At least one million people from the Central American nation of El Salvador have made the journey northward to the United States, where they often face hardship in places like inner-city Los Angeles.
Randy Jurado Ertll says the Salvadoran immigrant story is not often heard, "Because there's not much literature. If you really look at it, you go to the bookstores, the libraries, you rarely find any books that speak of the Salvadoran-American experience," he explained. "It's usually Mexican-American, Cuban-American, Puerto Rican; so I felt it was about time that we started telling our own story too."
El Salvador is a small Central American nation of six million people. It was torn by civil war in the 1980s and hundreds of thousands headed northward to escape the turmoil and poverty. Many entered the United States illegally, and few were granted political asylum.
The U.S. Census Bureau says that in 2007, there were 1.5 million people of Salvadoran background in the United States. Two-thirds were foreign-born, and nearly 40 percent lived in California. Ertll wanted to write a book that tells their story through his own experience.
He runs a social agency called El Centro de Accion Social in the small city of Pasadena, which operates programs for low-income residents, including after-school tutoring and English classes.
Most who take part are Hispanic and some, like Ertll, are Salvadoran-American.
The writer is the product of three cultures. His father was born in France and his mother was Salvadoran. They met in the United States, where Ertll was born.
Because he is U.S.-born, he is an American citizen. But his mother, a Salvadoran who had overstayed her visa, was deported when he was two years old, and he went with her to El Salvador.
When Ertll was five, his mother was able to return to the United States.

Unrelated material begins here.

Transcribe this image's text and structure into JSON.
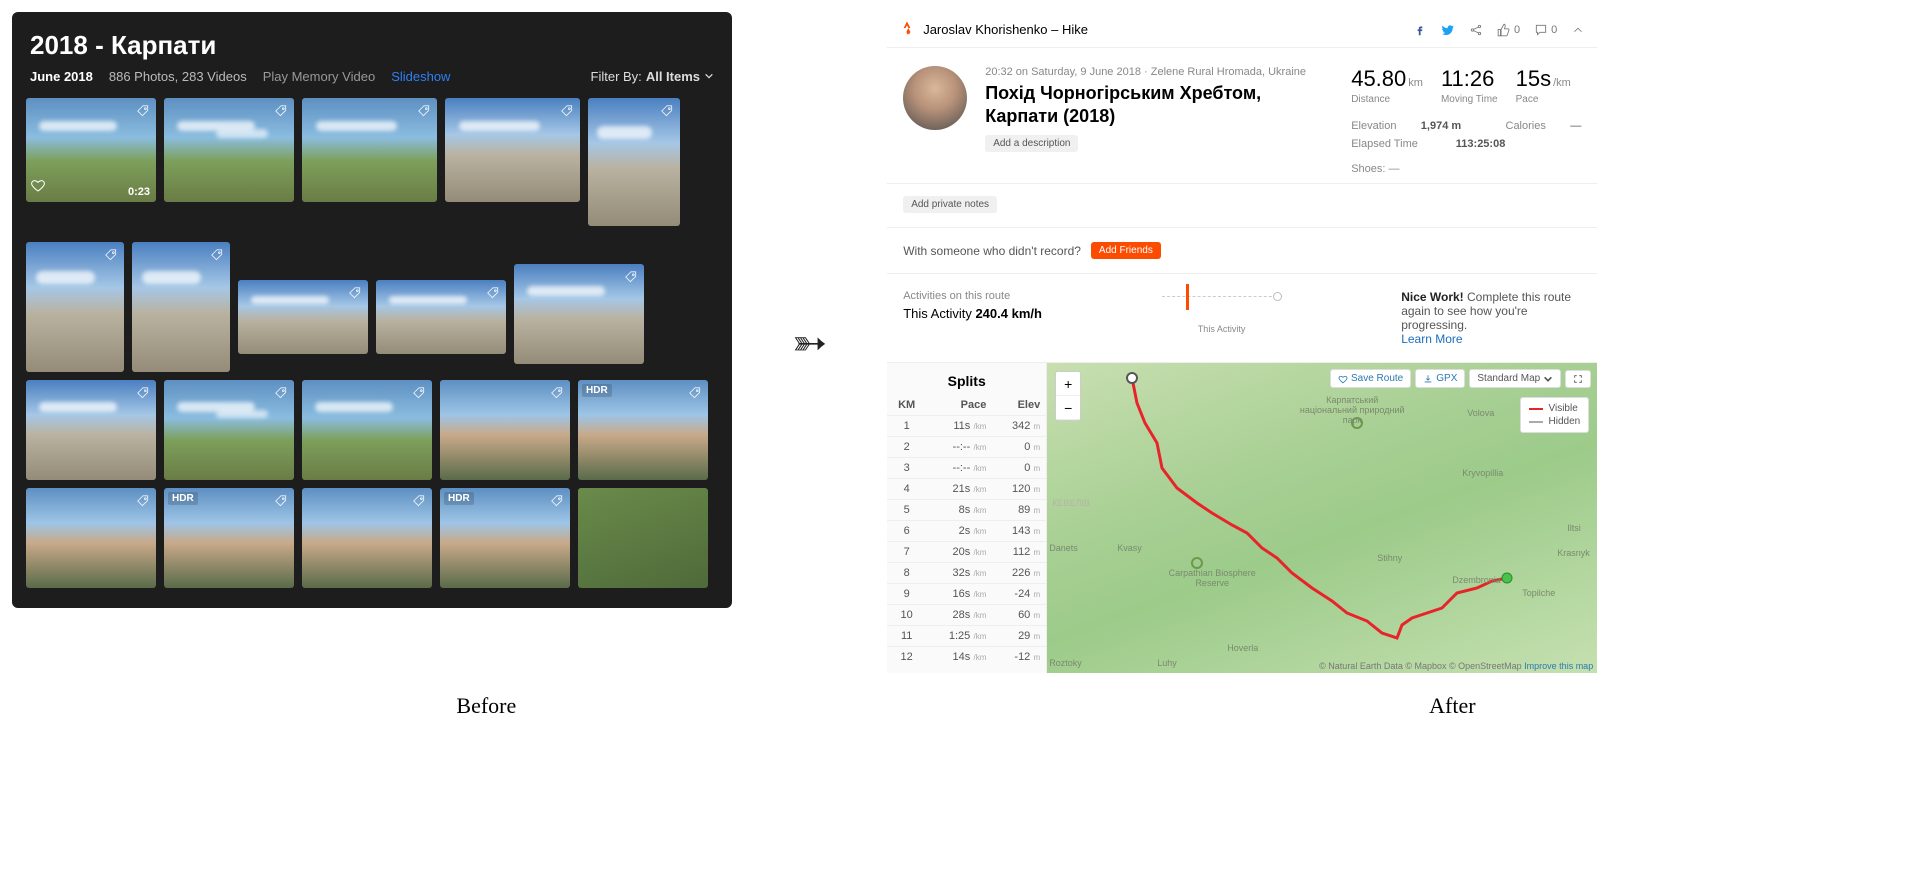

They settled in a minority neighborhood in south-central Los Angeles plagued by crime and violence. When he was just six-years-old, Ertll recalls a young man across the street being fatally shot. His mother tried in vain to stop the bleeding.
There were racial tensions between African-Americans and Latino immigrants. He says many friends joined gangs, and some would later be killed or wind up in prison. He says the pattern has continued with the younger generation.
"You don't get an education; you drop out, then you join a gang; and then you live by selling drugs, by hurting your own community," he said.
Ertll was lucky to get some help along the way, in one case, from a concerned Irish-American teacher who spoke fluent Spanish and helped him learn to read and write, first in Spanish, then in English.
When Ertll was a teenager, his life would change when he was chosen for a program that sends inner-city youngsters to small American cities to pursue their schooling. He left south central Los Angeles to live with a host family in the north-central U.S. city of Rochester, Minnesota. It was home to a large computer manufacturing plant and a world-renowned medical clinic.
"And I would say it was great there because [it was a] different city; it was beautiful; you have IBM, you have the Mayo Clinic, great schools there," he recalled. "And that was, I would say, a wonderful experience because I was able to focus on studying without all of the hassles of south-central [Los Angeles]; because, believe me, you're not safe there."
Returning to Los Angeles, Ertll focused on his studies at Occidental College, where a young Barack Obama had spent two years as a student a decade earlier.
Ertll studied political science and Spanish and then spent a year in Washington. He worked in the office of California Congresswoman Hilda Solis, who has since become the U.S. secretary of labor. Returning to Los Angeles, he worked with the Latino community.
He says inner-city Los Angeles remains a place of hardship with too few jobs. He fears violence that erupted in the city in the 1960s and the 1990s could happen again.
"Those areas can't continue to be neglected, because otherwise you're going to have the same problems. You had the Watts riots, you had the L.A. riots; and it's just a repetitive cycle of violence," he said.
Randy Jurado Ertll says that immigrant stories are complicated, and that life for new arrivals is difficult. He says for him and many others, the way to a better future is through education.
He believes that big cities should improve their schools. He also says Washington needs to tackle the difficult issue of immigration reform, and resolve the plight of millions of mixed-status families, composed of both American citizens and illegal immigrants.